When Cyclone Nilam hit the north coastal districts of Andhra Pradesh in November last year, fishermen like 70-year-old A Ravulu in Srikakulam district's Dibbalapalem had just seconds to flee. As they ran for their lives, most of them crossed a 10-metre-high dilapidated building but didn't know that the imposing structure was a t tufhanu rakshana bhavanamu (cyclone shelter).
Well acquainted with the sea and its changing tides, the old fisherman is still not aware of the fact that the cyclone shelter had been standing there since 1982.
Ravulu, who works at private fish storage depot, says: "I don't remember seeing the building in use ever." Several such cyclone shelters in ruins along the coast (Visakhapatnam to Srikakulam) bear the testimony that nobody's concerned about the public utilities.
The tufhanu rakshana bhavanamu at Dibbalapalem was dedicated to the people of Andhra Pradesh by an IAS officer, Sravan Kumar, on March 16, 1982. Not in use now, the building has developed huge cracks and is on the verge of falling down. Some other cyclone shelters have been converted into police stations, schools and government offices besides others occupied by private developers.
The prominently visible Rishikonda Marine Police station, around 15 km from Visakhapatnam, is an example of building-use redistribution or change effected by the government. A new building was constructed where a cyclone shelter once stood and was given to the police station in 2007, a constable in the station told Hindustan Times.
Some distance away at Mangamaripeta, a section of another cyclone shelter was being used as a primary school. After the school moved to its own building, the place had been abandoned by authorities. While children use the empty building to play hide-and-seek, it turns into a hiding place for anti-social elements at night.
The school shifted to its new building some three years ago. Now, this building is is for entire village to use, said Jayakumar, a student.
If cyclone hits us here, this building is of no use. It cannot be used as a camp," said another resident. Several cyclone shelters were constructed all along the coast up to Orissa border after the 1977 super cyclone that swallowed Divi village in Krishna district and took 20,000 lives across the state.

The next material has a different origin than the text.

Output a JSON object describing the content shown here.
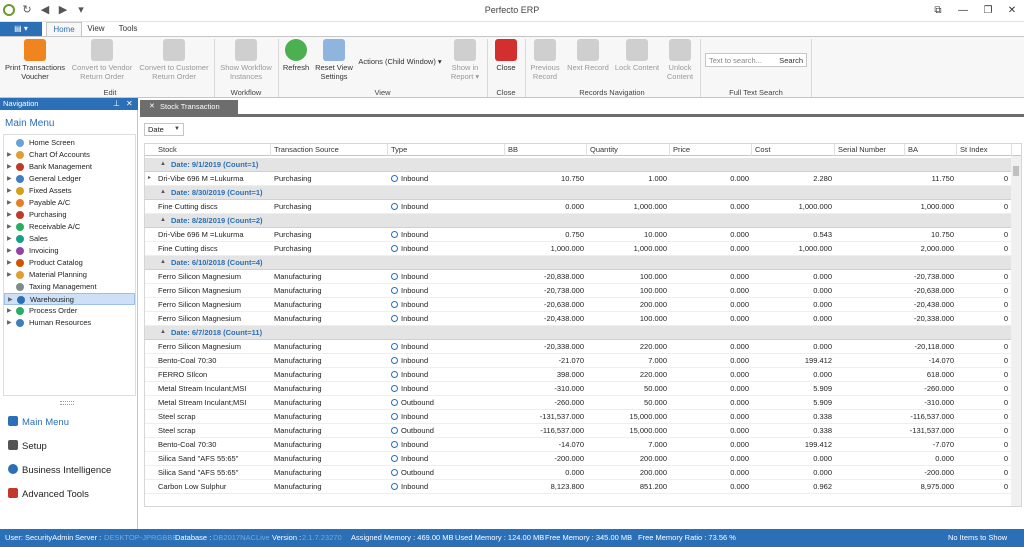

"The one in shambles at Dibbalapalem is a reflection of public apathy and indifference to anything not directly owned by the people individually. No one feels he has personal stake in it," said M Vamsi Krishnan, manager SBI branch manager at Bheemunipatnam.Mangamaripeta cyclone shelter that has hosted a municipal school. Photo : KV Lakshmana
"More such abadoned shelters at nearby villages of Chinna Nagayya Palem, Pedda Nagayya Palem, Annavaram could be seen silently facing the tides of time.